*Forging new partnerships, Gullane has pacted with Paris Filmes –  in a rare punt on a drama-thriller for the distributor of most of Brazil’s big comedies – to co-produce “The Hanged,’  the awaited next Brazilian movie by Fernando Coimbra, coming off his direction of “Narcos” and U.S. movie “Sand Castle,” with Nicholas Hoult.

*Gullane is driving into English-language production, producing Karim Ainouz’s Japan-set action drama “Neon River,” also Ainouz’s English-language debut. Germany’s The Match Factory has acquired world sales rights.

*Exploring new international distribution tactics, Gullane and  Vieira’s Stopline Filmes will day-and-date in Brazil and Portugal the release of “Women,” starring Brazilian megastar Paola Oliveira and Portugal’s Ricardo Pereira, aiming for a two-territory movie hit, which is rare on Brazilian films. Release is scheduled for June/July 2017.

In further deals, Warner Bros. is co-producing “The Morning King,’ the feature directorial debut of editor Daniel Rezende, who won an Academy Award nomination for “City of God” and edited Terrence Malick’s “Tree of Life.”

The Brazilian film industry’s “biggest problem is not politics. It’s about money, the economic crisis,” Fabiano Gullane said at the San Sebastian Festival.

The sector has three main sources of movie finance in Brazil, he added: Direct subsidies from the Fondo Setorial do Audiovisual  which “is going very well”; industry money from Fox, Sony, Warner, HBO and so on; and tax incentives.

Fabiano Gullane explained: “Companies in Brazil that made a good profit in the year can invest part of their tax in film and TV productions. That money is now no longer available, which is our current big challenge.”

Gullane’s reaction has been to attempt to strengthen its international and, on the domestic front, court “big trademarks, such as Hollywood studios.

That is no impossible ask, Gullan said. “When Warner Bros., Fox or Sony come in on a project, they are now making a big effort to finance much more of it, not limiting investment to the R$3 million ($924,000), which qualifies for a tax break,” Gullane said.

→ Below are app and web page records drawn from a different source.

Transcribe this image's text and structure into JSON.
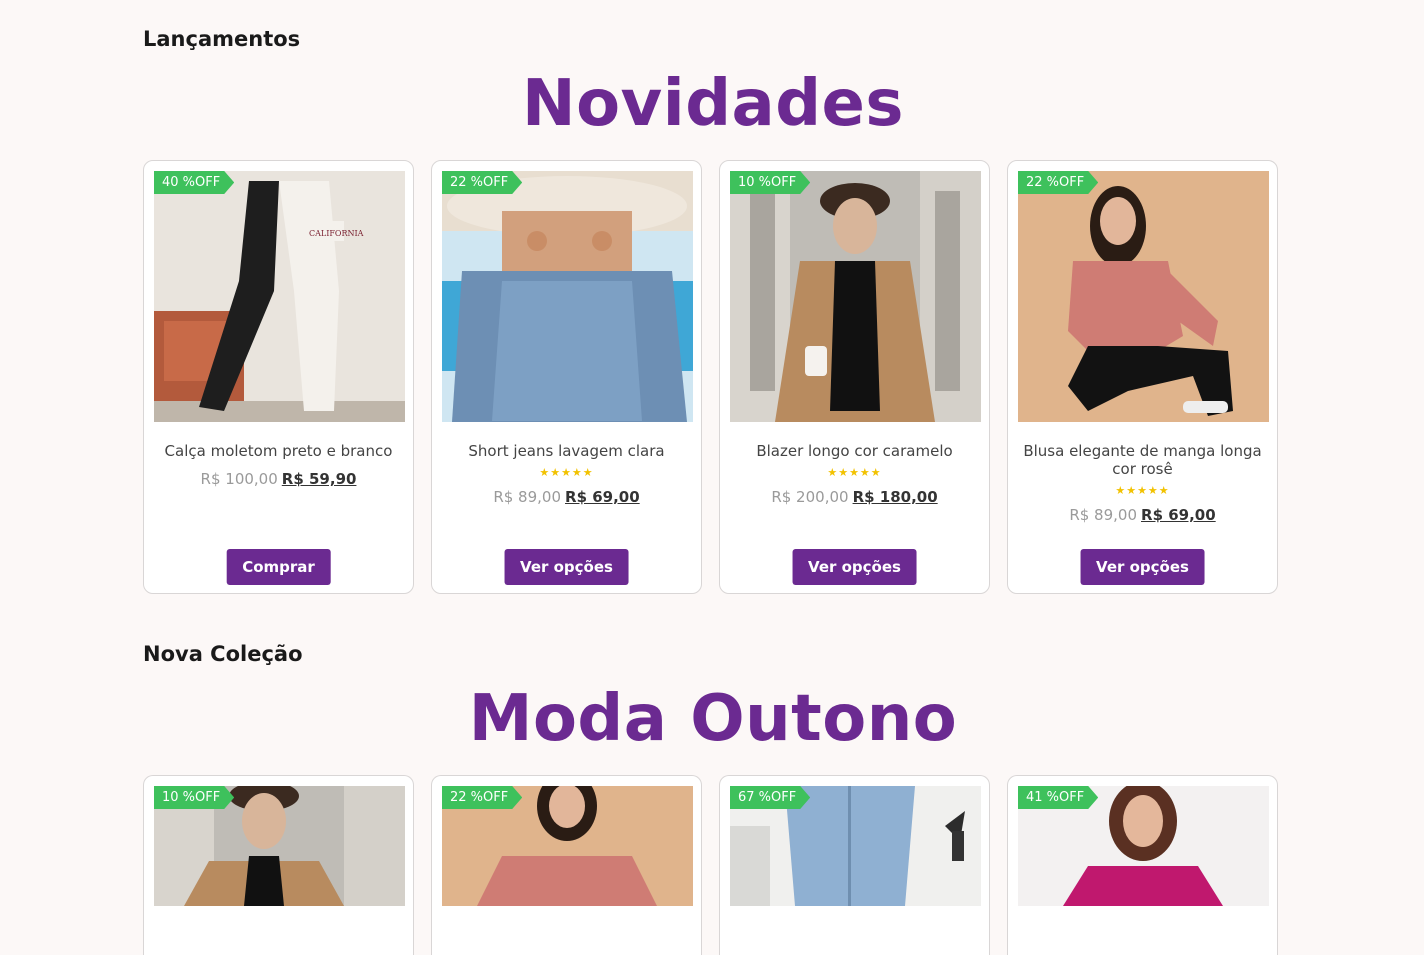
{
  "colors": {
    "background": "#fcf8f7",
    "accent": "#6b2a91",
    "badge": "#3ec15c",
    "star": "#f2c200"
  },
  "sections": [
    {
      "eyebrow": "Lançamentos",
      "headline": "Novidades",
      "products": [
        {
          "badge": "40 %OFF",
          "title": "Calça moletom preto e branco",
          "stars": "",
          "old_price": "R$ 100,00",
          "new_price": "R$ 59,90",
          "button": "Comprar"
        },
        {
          "badge": "22 %OFF",
          "title": "Short jeans lavagem clara",
          "stars": "★★★★★",
          "old_price": "R$ 89,00",
          "new_price": "R$ 69,00",
          "button": "Ver opções"
        },
        {
          "badge": "10 %OFF",
          "title": "Blazer longo cor caramelo",
          "stars": "★★★★★",
          "old_price": "R$ 200,00",
          "new_price": "R$ 180,00",
          "button": "Ver opções"
        },
        {
          "badge": "22 %OFF",
          "title": "Blusa elegante de manga longa cor rosê",
          "stars": "★★★★★",
          "old_price": "R$ 89,00",
          "new_price": "R$ 69,00",
          "button": "Ver opções"
        }
      ]
    },
    {
      "eyebrow": "Nova Coleção",
      "headline": "Moda Outono",
      "products": [
        {
          "badge": "10 %OFF"
        },
        {
          "badge": "22 %OFF"
        },
        {
          "badge": "67 %OFF"
        },
        {
          "badge": "41 %OFF"
        }
      ]
    }
  ]
}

Based in a market where art films traditionally underperform, Gullane’s Holy Grail is still to produce movies which run up substantial theatrical box office in and outside Brazil. One crossover prospect is Rezende’s “The Morning King,’ about an artist who becomes a TV clown host on a 1980s’ children show, wins fame and fortune, at expense of alienating his son. Screenplay is by Luiz Bolognesi whose animated feature “Rio 2096: A Story of Love and Fury” won Annecy’s top Golden Crystal in 2013.

Gullane has in post-production “Just Like Our Parents,” the first film by Lais Bodanzky – one of Brazil’s best-known women directors – to address directly the situation of women in Brazil. It turns on a 40-year-old woman who’s “still both a daughter and a mother, has to be great at work but also take more care of her children than her husband,” as screenwriter Luiz Bolognesi has put it. Brazilian TV giant Globo co-produces, ensuring huge marketing muscle in Brazil.

In another potential play for the international market, Gullane has concluded development on animated feature “Noah’s Ark,” co-produced with Walter Salles’ Videocine and Globo, directed by Sergio Machado, and based on the songs of Vinicius de Moraes, who composed “Girl from Ipanema.”